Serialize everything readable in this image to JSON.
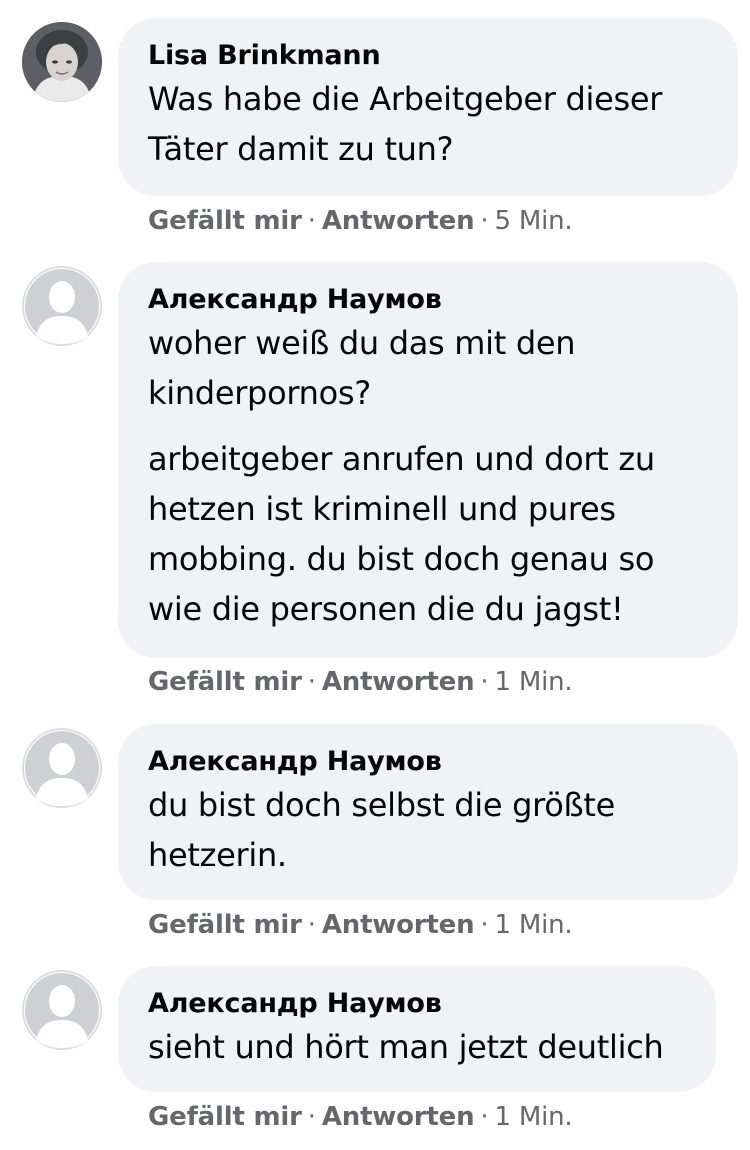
{
  "comments": [
    {
      "author": "Lisa Brinkmann",
      "avatar": "profile-photo",
      "paragraphs": [
        "Was habe die Arbeitgeber dieser Täter damit zu tun?"
      ],
      "lines": [
        [
          "Was habe die Arbeitgeber dieser",
          "Täter damit zu tun?"
        ]
      ],
      "like_label": "Gefällt mir",
      "reply_label": "Antworten",
      "separator": "·",
      "time": "5 Min."
    },
    {
      "author": "Александр Наумов",
      "avatar": "default-user-icon",
      "paragraphs": [
        "woher weiß du das mit den kinderpornos?",
        "arbeitgeber anrufen und dort zu hetzen ist kriminell und pures mobbing. du bist doch genau so wie die personen die du jagst!"
      ],
      "lines": [
        [
          "woher weiß du das mit den",
          "kinderpornos?"
        ],
        [
          "arbeitgeber anrufen und dort zu",
          "hetzen ist kriminell und pures",
          "mobbing. du bist doch genau so",
          "wie die personen die du jagst!"
        ]
      ],
      "like_label": "Gefällt mir",
      "reply_label": "Antworten",
      "separator": "·",
      "time": "1 Min."
    },
    {
      "author": "Александр Наумов",
      "avatar": "default-user-icon",
      "paragraphs": [
        "du bist doch selbst die größte hetzerin."
      ],
      "lines": [
        [
          "du bist doch selbst die größte",
          "hetzerin."
        ]
      ],
      "like_label": "Gefällt mir",
      "reply_label": "Antworten",
      "separator": "·",
      "time": "1 Min."
    },
    {
      "author": "Александр Наумов",
      "avatar": "default-user-icon",
      "paragraphs": [
        "sieht und hört man jetzt deutlich"
      ],
      "lines": [
        [
          "sieht und hört man jetzt deutlich"
        ]
      ],
      "like_label": "Gefällt mir",
      "reply_label": "Antworten",
      "separator": "·",
      "time": "1 Min."
    }
  ],
  "colors": {
    "bubble_background": "#f0f2f5",
    "text": "#050505",
    "secondary_text": "#65676b",
    "avatar_placeholder": "#ced0d4"
  }
}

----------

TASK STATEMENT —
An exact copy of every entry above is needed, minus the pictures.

RESULT OF THIS TASK —
Serialize everything readable in this image to JSON.
{
  "comments": [
    {
      "author": "Lisa Brinkmann",
      "avatar": "profile-photo",
      "paragraphs": [
        "Was habe die Arbeitgeber dieser Täter damit zu tun?"
      ],
      "lines": [
        [
          "Was habe die Arbeitgeber dieser",
          "Täter damit zu tun?"
        ]
      ],
      "like_label": "Gefällt mir",
      "reply_label": "Antworten",
      "separator": "·",
      "time": "5 Min."
    },
    {
      "author": "Александр Наумов",
      "avatar": "default-user-icon",
      "paragraphs": [
        "woher weiß du das mit den kinderpornos?",
        "arbeitgeber anrufen und dort zu hetzen ist kriminell und pures mobbing. du bist doch genau so wie die personen die du jagst!"
      ],
      "lines": [
        [
          "woher weiß du das mit den",
          "kinderpornos?"
        ],
        [
          "arbeitgeber anrufen und dort zu",
          "hetzen ist kriminell und pures",
          "mobbing. du bist doch genau so",
          "wie die personen die du jagst!"
        ]
      ],
      "like_label": "Gefällt mir",
      "reply_label": "Antworten",
      "separator": "·",
      "time": "1 Min."
    },
    {
      "author": "Александр Наумов",
      "avatar": "default-user-icon",
      "paragraphs": [
        "du bist doch selbst die größte hetzerin."
      ],
      "lines": [
        [
          "du bist doch selbst die größte",
          "hetzerin."
        ]
      ],
      "like_label": "Gefällt mir",
      "reply_label": "Antworten",
      "separator": "·",
      "time": "1 Min."
    },
    {
      "author": "Александр Наумов",
      "avatar": "default-user-icon",
      "paragraphs": [
        "sieht und hört man jetzt deutlich"
      ],
      "lines": [
        [
          "sieht und hört man jetzt deutlich"
        ]
      ],
      "like_label": "Gefällt mir",
      "reply_label": "Antworten",
      "separator": "·",
      "time": "1 Min."
    }
  ],
  "colors": {
    "bubble_background": "#f0f2f5",
    "text": "#050505",
    "secondary_text": "#65676b",
    "avatar_placeholder": "#ced0d4"
  }
}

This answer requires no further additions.